Standing up for Myself is a book for Autistic young people about boundaries, personal space, consent and power play written by Evaleen Whelton, an Autistic teacher who educates on Autistic experience and culture through their companies AUsome Training and Konfident Kids.…
Approaching Autistic Adulthood: The Road Less Travelled is a personal development book written by Grace Liu. Grace writes about the musings, memories and mishaps of a bi-racial, Autistic, lesbian writer regularly on her blog Unwritten Grace.
The book shares informal advice, observations and anecdotes on Autistic experience….
The New Normal is an anthology which explores the experiences of neuronormativity and how these social constructs effect and oppress neurodivergent people. The book is a collection of David’s essays which cover many ideas including Autistic representation in the media, mental health and suicidality, and radical advocacy.

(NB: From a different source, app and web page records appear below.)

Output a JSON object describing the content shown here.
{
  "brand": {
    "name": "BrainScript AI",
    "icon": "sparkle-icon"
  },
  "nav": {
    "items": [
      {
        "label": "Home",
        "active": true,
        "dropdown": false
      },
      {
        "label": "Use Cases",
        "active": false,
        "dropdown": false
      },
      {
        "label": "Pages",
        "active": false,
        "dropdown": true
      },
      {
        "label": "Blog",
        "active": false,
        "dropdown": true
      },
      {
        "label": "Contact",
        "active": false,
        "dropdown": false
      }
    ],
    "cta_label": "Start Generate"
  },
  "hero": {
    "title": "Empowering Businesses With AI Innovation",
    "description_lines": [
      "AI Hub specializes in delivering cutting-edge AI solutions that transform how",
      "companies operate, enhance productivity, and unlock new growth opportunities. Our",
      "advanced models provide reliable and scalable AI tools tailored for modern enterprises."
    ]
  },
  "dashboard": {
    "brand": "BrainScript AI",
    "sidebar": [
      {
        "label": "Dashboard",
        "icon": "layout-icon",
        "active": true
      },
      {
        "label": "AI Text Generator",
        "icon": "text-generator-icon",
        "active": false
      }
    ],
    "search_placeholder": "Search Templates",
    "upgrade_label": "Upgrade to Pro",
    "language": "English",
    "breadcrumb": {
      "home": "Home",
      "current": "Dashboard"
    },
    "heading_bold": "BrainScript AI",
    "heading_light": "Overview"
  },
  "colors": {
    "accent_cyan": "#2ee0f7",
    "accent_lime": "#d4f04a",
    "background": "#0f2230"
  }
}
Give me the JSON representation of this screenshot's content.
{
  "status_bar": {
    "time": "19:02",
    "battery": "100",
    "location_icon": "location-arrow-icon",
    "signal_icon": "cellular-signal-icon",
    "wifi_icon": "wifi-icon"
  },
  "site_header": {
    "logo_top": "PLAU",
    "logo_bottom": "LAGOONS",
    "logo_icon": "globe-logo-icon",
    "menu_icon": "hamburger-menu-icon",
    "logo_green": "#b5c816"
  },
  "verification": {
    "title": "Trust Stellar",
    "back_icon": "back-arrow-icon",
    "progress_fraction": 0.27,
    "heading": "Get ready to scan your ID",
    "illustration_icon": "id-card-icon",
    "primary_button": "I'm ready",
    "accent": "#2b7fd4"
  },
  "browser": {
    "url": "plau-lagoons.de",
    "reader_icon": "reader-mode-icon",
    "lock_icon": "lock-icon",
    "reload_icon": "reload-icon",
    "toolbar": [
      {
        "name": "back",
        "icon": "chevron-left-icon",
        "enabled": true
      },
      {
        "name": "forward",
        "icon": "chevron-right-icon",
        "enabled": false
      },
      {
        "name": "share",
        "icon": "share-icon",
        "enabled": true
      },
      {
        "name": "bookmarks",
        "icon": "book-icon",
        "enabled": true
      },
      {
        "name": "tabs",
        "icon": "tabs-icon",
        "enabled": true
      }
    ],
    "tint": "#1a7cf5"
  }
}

Autistic identity, culture, community, and space for well-being explores the importance of self and community identification, belonging and connectedness. Chloe posits that many Autistic people distance ourselves from the pathology of ‘autism’ therefore distancing ourselves from the protective factors of community. This leaves many Autistic people in limbo – many of us feel that we do not fit into the neuro-normative world or the Autistic community, which can lead to isolation and poor self-esteem.